Work out how many lines of the listing below include the string "채용공고", and give that number alone.
+---+
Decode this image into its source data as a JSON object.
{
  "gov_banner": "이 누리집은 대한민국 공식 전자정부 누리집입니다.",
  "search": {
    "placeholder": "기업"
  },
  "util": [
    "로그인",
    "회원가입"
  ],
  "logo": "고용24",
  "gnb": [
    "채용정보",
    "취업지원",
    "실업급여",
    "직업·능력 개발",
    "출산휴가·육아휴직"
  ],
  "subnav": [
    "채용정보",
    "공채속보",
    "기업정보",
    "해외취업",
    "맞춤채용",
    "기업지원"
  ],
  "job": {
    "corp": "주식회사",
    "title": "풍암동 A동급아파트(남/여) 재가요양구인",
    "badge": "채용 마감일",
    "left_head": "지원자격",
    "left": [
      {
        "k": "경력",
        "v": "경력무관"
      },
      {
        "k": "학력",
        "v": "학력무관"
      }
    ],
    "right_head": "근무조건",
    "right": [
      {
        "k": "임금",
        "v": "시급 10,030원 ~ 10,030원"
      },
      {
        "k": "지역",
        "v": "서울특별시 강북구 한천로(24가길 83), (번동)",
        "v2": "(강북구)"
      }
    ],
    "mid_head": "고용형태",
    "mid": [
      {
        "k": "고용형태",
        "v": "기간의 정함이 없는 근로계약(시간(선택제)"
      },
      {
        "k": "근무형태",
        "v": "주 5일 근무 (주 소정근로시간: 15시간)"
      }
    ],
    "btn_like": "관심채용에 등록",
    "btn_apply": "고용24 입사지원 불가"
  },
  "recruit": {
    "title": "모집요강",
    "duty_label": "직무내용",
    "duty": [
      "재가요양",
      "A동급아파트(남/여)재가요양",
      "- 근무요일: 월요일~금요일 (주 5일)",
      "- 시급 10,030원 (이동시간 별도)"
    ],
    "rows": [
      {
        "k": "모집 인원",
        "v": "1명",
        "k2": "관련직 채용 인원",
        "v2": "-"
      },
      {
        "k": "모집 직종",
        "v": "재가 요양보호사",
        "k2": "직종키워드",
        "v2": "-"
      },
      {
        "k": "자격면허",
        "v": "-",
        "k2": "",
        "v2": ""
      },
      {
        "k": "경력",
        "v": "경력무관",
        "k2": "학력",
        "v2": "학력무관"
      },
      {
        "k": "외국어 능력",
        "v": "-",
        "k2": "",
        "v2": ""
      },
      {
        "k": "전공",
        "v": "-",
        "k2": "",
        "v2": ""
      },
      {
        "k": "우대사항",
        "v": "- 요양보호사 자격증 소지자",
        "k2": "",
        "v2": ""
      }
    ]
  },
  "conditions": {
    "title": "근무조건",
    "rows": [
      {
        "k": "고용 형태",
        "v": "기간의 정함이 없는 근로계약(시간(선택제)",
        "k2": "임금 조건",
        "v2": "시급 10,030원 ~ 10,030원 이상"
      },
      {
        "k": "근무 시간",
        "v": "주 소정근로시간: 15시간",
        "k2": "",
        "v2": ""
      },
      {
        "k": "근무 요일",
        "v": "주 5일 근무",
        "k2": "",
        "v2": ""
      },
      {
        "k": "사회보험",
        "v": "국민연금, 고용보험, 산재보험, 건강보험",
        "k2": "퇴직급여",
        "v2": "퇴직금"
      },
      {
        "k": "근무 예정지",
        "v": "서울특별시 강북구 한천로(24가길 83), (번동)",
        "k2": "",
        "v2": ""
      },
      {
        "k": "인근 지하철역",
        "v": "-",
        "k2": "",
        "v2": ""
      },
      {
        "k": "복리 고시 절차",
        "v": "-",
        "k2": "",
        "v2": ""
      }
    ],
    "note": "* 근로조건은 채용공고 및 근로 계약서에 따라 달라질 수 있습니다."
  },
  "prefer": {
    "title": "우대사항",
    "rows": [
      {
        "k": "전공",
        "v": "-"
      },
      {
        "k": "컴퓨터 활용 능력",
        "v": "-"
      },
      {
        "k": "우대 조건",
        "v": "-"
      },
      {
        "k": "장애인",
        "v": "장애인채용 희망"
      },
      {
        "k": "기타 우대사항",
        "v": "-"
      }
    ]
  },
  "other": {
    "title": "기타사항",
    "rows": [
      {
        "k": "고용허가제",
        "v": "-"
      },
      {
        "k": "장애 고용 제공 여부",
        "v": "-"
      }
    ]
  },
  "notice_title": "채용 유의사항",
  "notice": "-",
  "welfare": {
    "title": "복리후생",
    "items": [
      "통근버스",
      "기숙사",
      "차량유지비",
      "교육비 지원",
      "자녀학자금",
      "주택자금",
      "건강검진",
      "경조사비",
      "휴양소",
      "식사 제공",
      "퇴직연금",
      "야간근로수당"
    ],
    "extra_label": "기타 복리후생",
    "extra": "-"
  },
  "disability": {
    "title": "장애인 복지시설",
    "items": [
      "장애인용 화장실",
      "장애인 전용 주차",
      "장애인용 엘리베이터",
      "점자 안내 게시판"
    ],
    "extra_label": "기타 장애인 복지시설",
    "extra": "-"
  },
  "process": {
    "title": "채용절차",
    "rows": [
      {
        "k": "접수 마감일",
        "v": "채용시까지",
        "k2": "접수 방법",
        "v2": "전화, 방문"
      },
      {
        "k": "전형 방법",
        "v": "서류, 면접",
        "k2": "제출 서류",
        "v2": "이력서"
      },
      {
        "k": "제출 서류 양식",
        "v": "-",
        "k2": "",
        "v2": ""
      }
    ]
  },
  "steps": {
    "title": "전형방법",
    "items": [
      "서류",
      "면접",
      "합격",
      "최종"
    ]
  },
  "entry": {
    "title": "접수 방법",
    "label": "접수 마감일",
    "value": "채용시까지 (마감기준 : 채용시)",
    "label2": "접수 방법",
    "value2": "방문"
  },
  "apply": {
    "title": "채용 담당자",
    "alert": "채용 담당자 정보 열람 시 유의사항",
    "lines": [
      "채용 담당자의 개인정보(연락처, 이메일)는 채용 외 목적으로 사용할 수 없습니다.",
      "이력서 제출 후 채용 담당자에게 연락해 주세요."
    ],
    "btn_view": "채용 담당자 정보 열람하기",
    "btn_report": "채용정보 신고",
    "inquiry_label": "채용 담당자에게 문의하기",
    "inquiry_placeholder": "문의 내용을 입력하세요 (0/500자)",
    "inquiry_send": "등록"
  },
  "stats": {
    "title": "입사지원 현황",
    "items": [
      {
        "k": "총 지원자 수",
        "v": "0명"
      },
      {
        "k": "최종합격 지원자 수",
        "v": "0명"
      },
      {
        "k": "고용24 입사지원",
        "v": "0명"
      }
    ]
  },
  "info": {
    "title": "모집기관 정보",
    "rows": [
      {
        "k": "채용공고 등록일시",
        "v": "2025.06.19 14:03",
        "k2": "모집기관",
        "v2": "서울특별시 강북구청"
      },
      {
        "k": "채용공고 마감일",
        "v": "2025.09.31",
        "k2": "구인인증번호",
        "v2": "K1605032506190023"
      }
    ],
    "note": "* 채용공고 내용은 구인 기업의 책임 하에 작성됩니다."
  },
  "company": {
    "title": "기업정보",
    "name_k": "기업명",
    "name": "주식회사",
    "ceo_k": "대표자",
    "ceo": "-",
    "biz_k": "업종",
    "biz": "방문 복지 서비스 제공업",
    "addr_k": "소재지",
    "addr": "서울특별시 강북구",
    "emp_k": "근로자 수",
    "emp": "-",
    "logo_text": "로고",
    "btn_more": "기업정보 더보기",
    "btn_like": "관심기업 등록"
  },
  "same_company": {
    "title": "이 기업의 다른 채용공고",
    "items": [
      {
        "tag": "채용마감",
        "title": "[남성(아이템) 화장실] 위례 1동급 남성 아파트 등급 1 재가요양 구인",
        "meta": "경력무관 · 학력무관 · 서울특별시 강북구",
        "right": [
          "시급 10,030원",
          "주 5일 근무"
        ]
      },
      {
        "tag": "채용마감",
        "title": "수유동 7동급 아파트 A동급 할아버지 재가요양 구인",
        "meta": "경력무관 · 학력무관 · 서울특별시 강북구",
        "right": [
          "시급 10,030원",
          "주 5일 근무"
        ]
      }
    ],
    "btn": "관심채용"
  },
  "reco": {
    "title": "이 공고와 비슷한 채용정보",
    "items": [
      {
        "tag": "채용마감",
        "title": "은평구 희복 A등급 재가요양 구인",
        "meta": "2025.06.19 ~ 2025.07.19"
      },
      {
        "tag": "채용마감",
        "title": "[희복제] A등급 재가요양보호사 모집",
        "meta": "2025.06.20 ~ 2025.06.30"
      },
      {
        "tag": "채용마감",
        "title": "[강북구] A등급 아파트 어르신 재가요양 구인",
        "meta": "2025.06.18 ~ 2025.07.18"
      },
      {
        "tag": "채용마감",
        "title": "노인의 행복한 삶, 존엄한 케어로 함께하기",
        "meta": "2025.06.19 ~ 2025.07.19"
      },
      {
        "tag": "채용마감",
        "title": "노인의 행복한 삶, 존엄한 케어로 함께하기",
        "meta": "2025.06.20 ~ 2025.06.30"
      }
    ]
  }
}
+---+
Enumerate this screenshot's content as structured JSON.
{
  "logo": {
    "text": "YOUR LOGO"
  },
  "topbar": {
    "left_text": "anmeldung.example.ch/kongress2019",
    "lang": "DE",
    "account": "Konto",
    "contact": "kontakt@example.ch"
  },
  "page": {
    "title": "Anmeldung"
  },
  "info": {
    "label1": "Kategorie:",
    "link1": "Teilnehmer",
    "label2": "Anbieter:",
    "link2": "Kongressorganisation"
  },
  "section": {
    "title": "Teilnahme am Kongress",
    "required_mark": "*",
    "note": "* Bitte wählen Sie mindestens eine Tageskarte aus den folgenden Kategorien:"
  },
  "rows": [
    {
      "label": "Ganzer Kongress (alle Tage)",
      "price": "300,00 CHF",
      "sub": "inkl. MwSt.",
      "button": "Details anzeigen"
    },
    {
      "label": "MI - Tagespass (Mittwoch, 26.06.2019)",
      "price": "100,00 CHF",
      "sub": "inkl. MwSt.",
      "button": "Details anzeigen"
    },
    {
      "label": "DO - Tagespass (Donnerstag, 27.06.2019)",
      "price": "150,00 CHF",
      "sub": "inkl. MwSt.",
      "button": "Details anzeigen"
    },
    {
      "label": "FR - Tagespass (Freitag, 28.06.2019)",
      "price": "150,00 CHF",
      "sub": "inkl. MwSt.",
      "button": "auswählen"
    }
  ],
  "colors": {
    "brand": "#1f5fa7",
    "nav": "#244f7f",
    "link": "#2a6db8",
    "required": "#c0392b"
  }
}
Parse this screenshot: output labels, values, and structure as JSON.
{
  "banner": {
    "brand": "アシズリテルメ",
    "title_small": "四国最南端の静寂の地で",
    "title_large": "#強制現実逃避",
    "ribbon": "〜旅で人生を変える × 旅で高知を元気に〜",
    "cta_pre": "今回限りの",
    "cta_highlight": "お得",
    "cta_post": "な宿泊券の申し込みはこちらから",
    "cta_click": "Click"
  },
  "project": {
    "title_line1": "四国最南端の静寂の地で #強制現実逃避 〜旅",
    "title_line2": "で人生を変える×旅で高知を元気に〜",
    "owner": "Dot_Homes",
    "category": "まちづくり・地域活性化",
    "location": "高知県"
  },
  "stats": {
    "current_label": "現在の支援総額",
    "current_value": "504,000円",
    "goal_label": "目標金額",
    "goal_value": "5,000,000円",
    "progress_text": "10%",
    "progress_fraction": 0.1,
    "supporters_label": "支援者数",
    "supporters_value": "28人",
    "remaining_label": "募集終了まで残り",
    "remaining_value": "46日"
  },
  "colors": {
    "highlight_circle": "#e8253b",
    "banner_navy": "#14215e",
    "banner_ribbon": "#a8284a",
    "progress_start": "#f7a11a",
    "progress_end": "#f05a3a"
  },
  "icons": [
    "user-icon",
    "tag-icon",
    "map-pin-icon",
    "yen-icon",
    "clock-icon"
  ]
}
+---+
- **RESULT OF THE EXERCISE**
5